# [Exercise data]

----

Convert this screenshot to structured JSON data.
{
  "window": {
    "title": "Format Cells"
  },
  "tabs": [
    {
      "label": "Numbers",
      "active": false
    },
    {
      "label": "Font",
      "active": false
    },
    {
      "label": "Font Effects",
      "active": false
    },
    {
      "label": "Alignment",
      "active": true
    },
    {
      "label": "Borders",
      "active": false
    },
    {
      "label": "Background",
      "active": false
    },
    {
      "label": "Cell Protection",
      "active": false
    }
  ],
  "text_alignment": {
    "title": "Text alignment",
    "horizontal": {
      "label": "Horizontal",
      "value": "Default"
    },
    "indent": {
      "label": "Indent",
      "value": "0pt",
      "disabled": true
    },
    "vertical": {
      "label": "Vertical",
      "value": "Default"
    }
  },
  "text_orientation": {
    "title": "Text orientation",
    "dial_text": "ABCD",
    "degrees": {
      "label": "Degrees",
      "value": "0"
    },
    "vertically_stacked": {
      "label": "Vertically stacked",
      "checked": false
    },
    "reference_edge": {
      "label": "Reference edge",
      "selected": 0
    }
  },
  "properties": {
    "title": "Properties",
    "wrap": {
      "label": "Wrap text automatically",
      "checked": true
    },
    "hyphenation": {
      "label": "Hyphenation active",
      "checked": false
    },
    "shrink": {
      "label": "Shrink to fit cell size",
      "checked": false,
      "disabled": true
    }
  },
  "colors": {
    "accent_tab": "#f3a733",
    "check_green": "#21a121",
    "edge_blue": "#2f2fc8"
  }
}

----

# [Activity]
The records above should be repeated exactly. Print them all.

# [Written solution]
Convert this screenshot to structured JSON data.
{
  "window": {
    "title": "Format Cells"
  },
  "tabs": [
    {
      "label": "Numbers",
      "active": false
    },
    {
      "label": "Font",
      "active": false
    },
    {
      "label": "Font Effects",
      "active": false
    },
    {
      "label": "Alignment",
      "active": true
    },
    {
      "label": "Borders",
      "active": false
    },
    {
      "label": "Background",
      "active": false
    },
    {
      "label": "Cell Protection",
      "active": false
    }
  ],
  "text_alignment": {
    "title": "Text alignment",
    "horizontal": {
      "label": "Horizontal",
      "value": "Default"
    },
    "indent": {
      "label": "Indent",
      "value": "0pt",
      "disabled": true
    },
    "vertical": {
      "label": "Vertical",
      "value": "Default"
    }
  },
  "text_orientation": {
    "title": "Text orientation",
    "dial_text": "ABCD",
    "degrees": {
      "label": "Degrees",
      "value": "0"
    },
    "vertically_stacked": {
      "label": "Vertically stacked",
      "checked": false
    },
    "reference_edge": {
      "label": "Reference edge",
      "selected": 0
    }
  },
  "properties": {
    "title": "Properties",
    "wrap": {
      "label": "Wrap text automatically",
      "checked": true
    },
    "hyphenation": {
      "label": "Hyphenation active",
      "checked": false
    },
    "shrink": {
      "label": "Shrink to fit cell size",
      "checked": false,
      "disabled": true
    }
  },
  "colors": {
    "accent_tab": "#f3a733",
    "check_green": "#21a121",
    "edge_blue": "#2f2fc8"
  }
}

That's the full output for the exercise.